Although the two have been quite open about their personal lives, including sharing details about the September nuptials in the Dominican Republic, there’s one factual error that is consistently repeated much to Houser’s surprise.
“She doesn’t really write a lot of songs. I don’t know how that all got started,” said Houser with a laugh when asked if he was planning to co-write any songs with his bride who is constantly referred to in the media as a singer/songwriter. “She is a terrific singer. We haven’t made any plans to [write or perform together]. I tend to want to keep that separate. I don’t see that in the future.”
What he does see in the future, though, is a more mature sound, stronger tours and additional chances to work with a host of other performers. One of those many upcoming events will be the “Blake Shelton & Friends Cruise” to the Caribbean in October. But there will most assuredly be plenty of chances to see Houser perform long before that including at charity events.
Although House recently signed with independent label Stoney Creek Records and is in the process of writing his debut album and planning an upcoming tour, he is takinga bit of time to slow down and savor different opportunities. Take his recent acoustic performance just before Thanksgiving at the U.S. Chamber of Commerce Corporate Citizenship Awards at the Newseum in Washington, DC. Not only did Houser play about half a dozen songs, talk about his charitable work and bring awareness to companies that uphold social responsibility and meet-and-greet fans, but he took time for a bit of sightseeing, too.
“When CMT asked me, we just decided to do it,” he said. “My wife and I had wanted to go to DC and just go play and meet people and hang out and it was just a great thing to do. It was a ball!”

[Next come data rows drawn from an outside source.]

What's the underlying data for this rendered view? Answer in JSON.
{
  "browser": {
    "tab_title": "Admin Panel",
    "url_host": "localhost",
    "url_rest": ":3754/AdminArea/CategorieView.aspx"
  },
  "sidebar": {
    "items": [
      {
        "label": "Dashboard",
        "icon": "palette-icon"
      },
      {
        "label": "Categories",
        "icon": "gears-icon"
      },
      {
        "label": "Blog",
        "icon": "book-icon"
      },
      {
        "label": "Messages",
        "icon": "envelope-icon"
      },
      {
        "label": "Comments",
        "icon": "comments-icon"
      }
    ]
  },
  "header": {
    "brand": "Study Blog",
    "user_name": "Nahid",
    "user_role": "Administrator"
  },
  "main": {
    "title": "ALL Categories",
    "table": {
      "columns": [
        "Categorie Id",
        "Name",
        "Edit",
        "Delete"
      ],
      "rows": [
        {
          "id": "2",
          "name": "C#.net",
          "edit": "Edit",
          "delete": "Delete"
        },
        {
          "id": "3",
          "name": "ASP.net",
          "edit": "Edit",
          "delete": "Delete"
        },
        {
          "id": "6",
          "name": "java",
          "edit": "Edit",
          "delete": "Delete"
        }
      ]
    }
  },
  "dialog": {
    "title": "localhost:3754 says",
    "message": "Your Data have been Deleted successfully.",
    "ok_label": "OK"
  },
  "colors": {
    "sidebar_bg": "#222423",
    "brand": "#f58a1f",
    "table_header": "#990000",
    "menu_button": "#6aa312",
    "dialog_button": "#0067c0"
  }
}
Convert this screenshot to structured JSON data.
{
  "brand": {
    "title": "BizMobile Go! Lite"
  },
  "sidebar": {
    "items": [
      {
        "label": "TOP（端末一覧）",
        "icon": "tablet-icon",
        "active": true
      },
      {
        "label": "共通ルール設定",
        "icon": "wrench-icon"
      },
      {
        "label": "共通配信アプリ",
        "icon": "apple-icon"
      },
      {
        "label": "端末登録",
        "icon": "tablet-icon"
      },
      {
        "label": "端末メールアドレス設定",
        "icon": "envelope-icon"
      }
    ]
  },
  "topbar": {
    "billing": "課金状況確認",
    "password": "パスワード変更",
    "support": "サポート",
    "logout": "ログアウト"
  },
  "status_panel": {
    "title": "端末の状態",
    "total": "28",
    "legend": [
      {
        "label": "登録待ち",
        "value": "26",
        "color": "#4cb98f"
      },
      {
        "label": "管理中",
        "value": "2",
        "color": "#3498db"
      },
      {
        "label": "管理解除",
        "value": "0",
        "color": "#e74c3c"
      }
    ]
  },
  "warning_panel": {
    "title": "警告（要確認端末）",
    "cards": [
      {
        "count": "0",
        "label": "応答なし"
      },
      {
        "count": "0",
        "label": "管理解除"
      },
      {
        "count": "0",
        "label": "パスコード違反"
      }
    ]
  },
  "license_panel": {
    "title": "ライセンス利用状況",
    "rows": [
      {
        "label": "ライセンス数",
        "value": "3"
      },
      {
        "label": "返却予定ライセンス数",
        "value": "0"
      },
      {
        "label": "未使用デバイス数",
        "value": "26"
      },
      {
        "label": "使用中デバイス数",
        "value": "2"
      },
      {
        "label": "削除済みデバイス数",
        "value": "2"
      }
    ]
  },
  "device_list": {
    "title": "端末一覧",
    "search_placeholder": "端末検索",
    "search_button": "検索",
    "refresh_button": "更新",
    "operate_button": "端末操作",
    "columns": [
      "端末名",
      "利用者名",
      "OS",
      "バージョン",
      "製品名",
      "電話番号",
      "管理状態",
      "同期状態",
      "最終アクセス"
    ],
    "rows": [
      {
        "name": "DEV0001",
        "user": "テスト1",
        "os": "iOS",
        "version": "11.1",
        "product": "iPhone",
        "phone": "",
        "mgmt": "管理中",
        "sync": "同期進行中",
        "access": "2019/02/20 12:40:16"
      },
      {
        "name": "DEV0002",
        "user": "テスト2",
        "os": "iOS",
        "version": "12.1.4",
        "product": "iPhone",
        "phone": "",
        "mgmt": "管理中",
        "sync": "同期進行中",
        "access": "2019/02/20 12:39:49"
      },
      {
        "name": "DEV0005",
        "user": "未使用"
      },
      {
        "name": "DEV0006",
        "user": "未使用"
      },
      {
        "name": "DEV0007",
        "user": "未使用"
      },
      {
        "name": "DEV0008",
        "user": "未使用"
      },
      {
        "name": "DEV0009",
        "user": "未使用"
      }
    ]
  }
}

Although Houser generally performs in major venues, he said he welcomed the chance to just play his songs acoustically. And why not? After all, even though he’s performed since he was a child, he is incredibly well know for penning a host of songs for others including everyone from Trace Adkins (“Honky Tonk Badonkadonk”) to Justin Moore (“Back That Thing Up”).
“I am very comfortable just with my guitar,” he said. “I like bare songs, baring yourself out there. When I am playing like that, I get to drive the boat and get to do it all. I get to play whatever the crowd is looking for, and you can’t do that when you’re playing with a band.”
Now that the New Year is unfolding, keep an ear out for new Houser music in the not too distant future.
“It’s really early in the process,” he said. “I’m writing a bunch of new songs and have a lot of stuff down on paper, and am just [starting to record] a few things. I have got a couple of songs that I am pretty sure will be on there.”
Houser said that while the songs will certainly have the tone and feel of his past work, he said fans will hear a bit more “grown up” sound on this record.
“I’m not saying it’s just for adults, but I think it’s probably a little smarter,” he said of his work crediting much of his newfound inspiration to his wife who he calls his life’s greatest blessing. “There are things I don’t want to sing about and write about anymore. The other thing is, I want to be respectful of my wife. I don’t wants to record songs and have anyone think my old life style is still part of me.”
As much success as Houser found with his part work, including “Boots On” and “They Call Me Cadillac,” it seems as if his best songs are yet to come.
Find out more about Randy Houser, his music, and upcoming concert dates on his Web site.